If you’re reading Giz, then chances are that you’re the sort of person who has a box, or boxes, in your house full of old tech. Clunky wired keyboards, speakers from an old desktop PC, and dozens of adaptors, leads and plugs for peripherals that have long been rendered redundant. And the chances are, many of them are made by Logitech.
It turns out though that Logitech isn’t about making stuff that is ugly but cheap and reliable any more. The company has been quietly undergoing a strategic shift over the last few years. In fact, we dare even say it: Logitech is cool now.
Over the last few years, the company has been shifting from being what it calls a “product company” into being a “design company”, and to prove its point, from having previously outsourced all of its design work, it now employs around 100 designers - including Chief Design Officer Alistair Curtis.
So what’s the most recent fruit of all of this labour? The company’s most recent release is the Craft Keyboard - a device which looks a million miles from the preconceptions in my head about the company.
The Logitech Craft Keyboard
I can’t claim to be an expert on pitch and other keyboard-specific jargon, but having used the device for a week now, it certainly delivers a nice typing experience. The keys are nicely spaced, and the keyboard itself is nicely weighty - meaning that it won’t slide around on your desk. All of the keys have backlighting too, which is presence detecting. So if you prefer to work in the dark, like a hacker in a stock photo, all you have to do is wave your hands over the keys and they’ll light up.
It’s a full-sized keyboard - so includes a full keypad. It's even still got scroll lock, despite no one having ever pressed it since 1985. There’s also the very helpful new addition of a button dedicated to taking screenshots.
Essentially, it looks alarmingly slick for something carrying the Logitech brand name.
Oh, and that thing on the top-left? That's the crown.

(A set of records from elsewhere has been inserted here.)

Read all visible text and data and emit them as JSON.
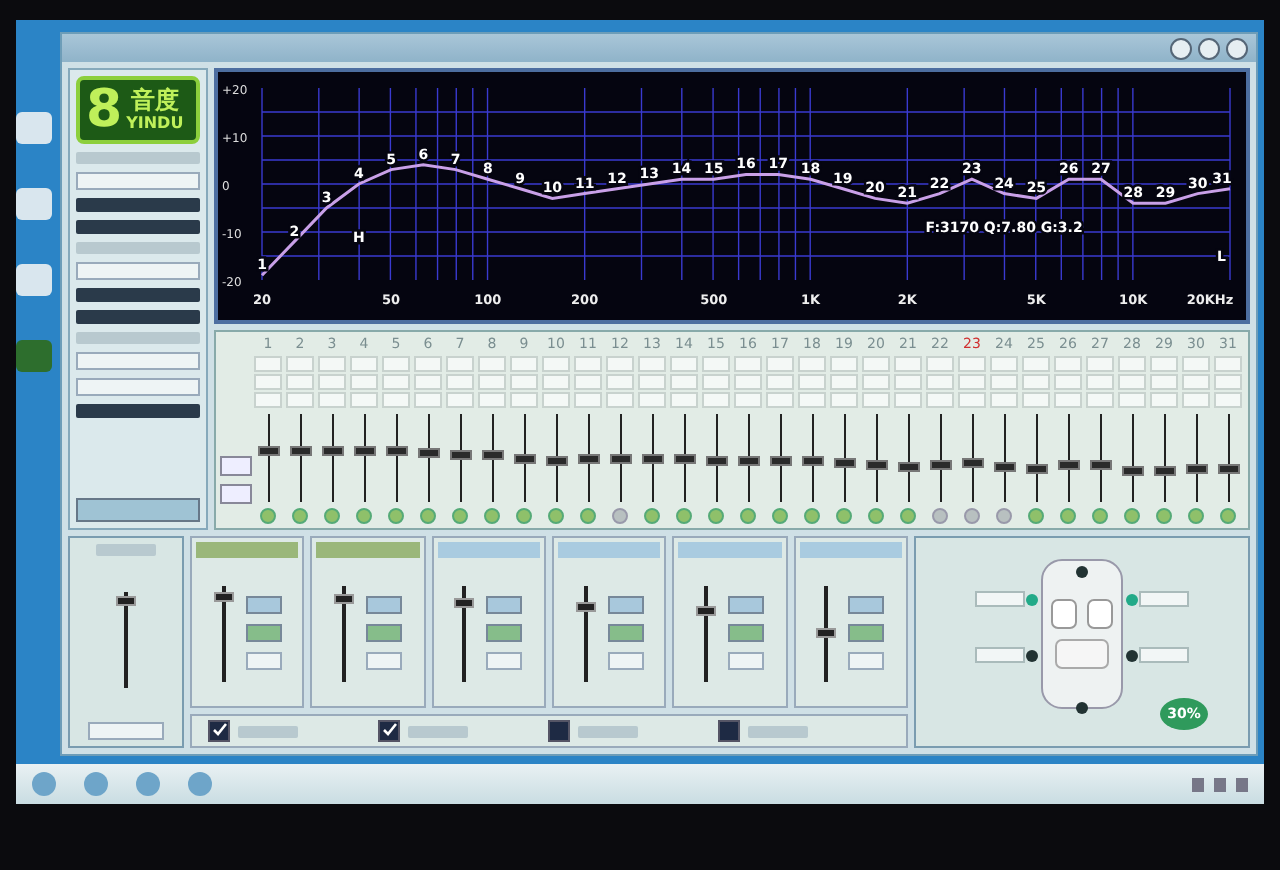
{
  "logo": {
    "digit": "8",
    "name": "音度",
    "latin": "YINDU"
  },
  "eq_chart": {
    "chart_data": {
      "type": "line",
      "categories": [
        "1",
        "2",
        "3",
        "4",
        "5",
        "6",
        "7",
        "8",
        "9",
        "10",
        "11",
        "12",
        "13",
        "14",
        "15",
        "16",
        "17",
        "18",
        "19",
        "20",
        "21",
        "22",
        "23",
        "24",
        "25",
        "26",
        "27",
        "28",
        "29",
        "30",
        "31"
      ],
      "series": [
        {
          "color": "#c9a0e8",
          "values": [
            -19,
            -12,
            -5,
            0,
            3,
            4,
            3,
            1,
            -1,
            -3,
            -2,
            -1,
            0,
            1,
            1,
            2,
            2,
            1,
            -1,
            -3,
            -4,
            -2,
            1,
            -2,
            -3,
            1,
            1,
            -4,
            -4,
            -2,
            -1
          ]
        }
      ],
      "ylim": [
        -20,
        20
      ],
      "grid": true,
      "yticks": [
        {
          "value": 20,
          "label": "+20"
        },
        {
          "value": 10,
          "label": "+10"
        },
        {
          "value": 0,
          "label": "0"
        },
        {
          "value": -10,
          "label": "-10"
        },
        {
          "value": -20,
          "label": "-20"
        }
      ],
      "annotations": [
        "H",
        "F:3170 Q:7.80 G:3.2",
        "L"
      ]
    },
    "frequency_labels": [
      "20",
      "50",
      "100",
      "200",
      "500",
      "1K",
      "2K",
      "5K",
      "10K",
      "20KHz"
    ]
  },
  "bands": [
    {
      "number": "1",
      "selected": false,
      "on": true,
      "level": 0.58
    },
    {
      "number": "2",
      "selected": false,
      "on": true,
      "level": 0.58
    },
    {
      "number": "3",
      "selected": false,
      "on": true,
      "level": 0.58
    },
    {
      "number": "4",
      "selected": false,
      "on": true,
      "level": 0.58
    },
    {
      "number": "5",
      "selected": false,
      "on": true,
      "level": 0.58
    },
    {
      "number": "6",
      "selected": false,
      "on": true,
      "level": 0.57
    },
    {
      "number": "7",
      "selected": false,
      "on": true,
      "level": 0.55
    },
    {
      "number": "8",
      "selected": false,
      "on": true,
      "level": 0.53
    },
    {
      "number": "9",
      "selected": false,
      "on": true,
      "level": 0.5
    },
    {
      "number": "10",
      "selected": false,
      "on": true,
      "level": 0.47
    },
    {
      "number": "11",
      "selected": false,
      "on": true,
      "level": 0.48
    },
    {
      "number": "12",
      "selected": false,
      "on": false,
      "level": 0.48
    },
    {
      "number": "13",
      "selected": false,
      "on": true,
      "level": 0.48
    },
    {
      "number": "14",
      "selected": false,
      "on": true,
      "level": 0.49
    },
    {
      "number": "15",
      "selected": false,
      "on": true,
      "level": 0.47
    },
    {
      "number": "16",
      "selected": false,
      "on": true,
      "level": 0.47
    },
    {
      "number": "17",
      "selected": false,
      "on": true,
      "level": 0.47
    },
    {
      "number": "18",
      "selected": false,
      "on": true,
      "level": 0.45
    },
    {
      "number": "19",
      "selected": false,
      "on": true,
      "level": 0.43
    },
    {
      "number": "20",
      "selected": false,
      "on": true,
      "level": 0.41
    },
    {
      "number": "21",
      "selected": false,
      "on": true,
      "level": 0.39
    },
    {
      "number": "22",
      "selected": false,
      "on": false,
      "level": 0.41
    },
    {
      "number": "23",
      "selected": true,
      "on": false,
      "level": 0.43
    },
    {
      "number": "24",
      "selected": false,
      "on": false,
      "level": 0.38
    },
    {
      "number": "25",
      "selected": false,
      "on": true,
      "level": 0.36
    },
    {
      "number": "26",
      "selected": false,
      "on": true,
      "level": 0.4
    },
    {
      "number": "27",
      "selected": false,
      "on": true,
      "level": 0.4
    },
    {
      "number": "28",
      "selected": false,
      "on": true,
      "level": 0.33
    },
    {
      "number": "29",
      "selected": false,
      "on": true,
      "level": 0.33
    },
    {
      "number": "30",
      "selected": false,
      "on": true,
      "level": 0.35
    },
    {
      "number": "31",
      "selected": false,
      "on": true,
      "level": 0.35
    }
  ],
  "master": {
    "level": 0.95
  },
  "output_channels": [
    {
      "color": "#9ab77a",
      "level": 0.93
    },
    {
      "color": "#9ab77a",
      "level": 0.9
    },
    {
      "color": "#a9cbe0",
      "level": 0.85
    },
    {
      "color": "#a9cbe0",
      "level": 0.8
    },
    {
      "color": "#a9cbe0",
      "level": 0.75
    },
    {
      "color": "#a9cbe0",
      "level": 0.5
    }
  ],
  "checkboxes": [
    {
      "checked": true
    },
    {
      "checked": true
    },
    {
      "checked": false
    },
    {
      "checked": false
    }
  ],
  "speaker_panel": {
    "badge": "30%"
  }
}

On the top-left of the keyboard is a rotating dial - which is definitely called a crown and not a knob. I found this a particularly intriguing proposition. Like Microsoft’s Surface Dial, I wonder if this could be the start of something big when it come interacting with our devices.
Logitech claims that the crown will give you “complete creative control”, and perhaps unsurprisingly, the first apps to support the new form of input (via Logitech’s own “Options” software) are all apps aimed at creating: Microsoft Office and Adobe Creative Suite. Oh, and Google Chrome.
This means that if you’re in Photoshop, and you want to quickly switch between different tools, you can switch between them without fiddling with menus. In Excel, you can cycle through different styles of chart for your data. And if you would rather the Crown did something else - either when it it twisted, when it is clicked in or when it is clicked in and then twisted - you can customise the actions in the Logitech Options app.
In Chrome, the crown defaults on tab-switching, but I found it more useful to send custom key presses: Page Up or Page Down, meaning that I could lazily scroll my way down long pages.
On the strength of Chrome and Photoshop alone, I think the crown seems pretty useful - unfortunately, I don’t regularly use any of the other currently supported apps. (And Logitech itself says the Craft doesn’t support Office on Mac yet).
My hope is that Logitech will open up an API - to enable either other app developers or hobbyists to code their own support in various apps. It’s easy to imagine how, for example, it could be ideal for scrubbing through footage in Final Cut Pro, or skipping about on Spotify. It certainly feels like it could be revolutionary - but it just needs more software support.
The crown isn’t the only trick the Craft has up its sleeve though. One of the coolest features is called “Easy Switch”. If you want to run two computers side by side and want to use the same keyboard (and the same Logitech mouse, which you’ll have to buy separately), you can simply install the Logitech Options software on your other machine, and it’ll then use your network connection to create what feels a little like a dual monitor setup: If you swish your mouse off of one screen it’ll appear on the other, and you do stuff on both. You can even drag and drop files between the two. Software has been around which can handle this for several years, but none have so far made it as easy as Logitech.
Ultimately, the Craft keyboard is a very decent option if you want something sitting on your desktop that looks nice and slick - and has lots of future potential. This isn’t cheap and ugly. It looks cool. Because Logitech… is cool.
The Craft keyboard is available now, for £119.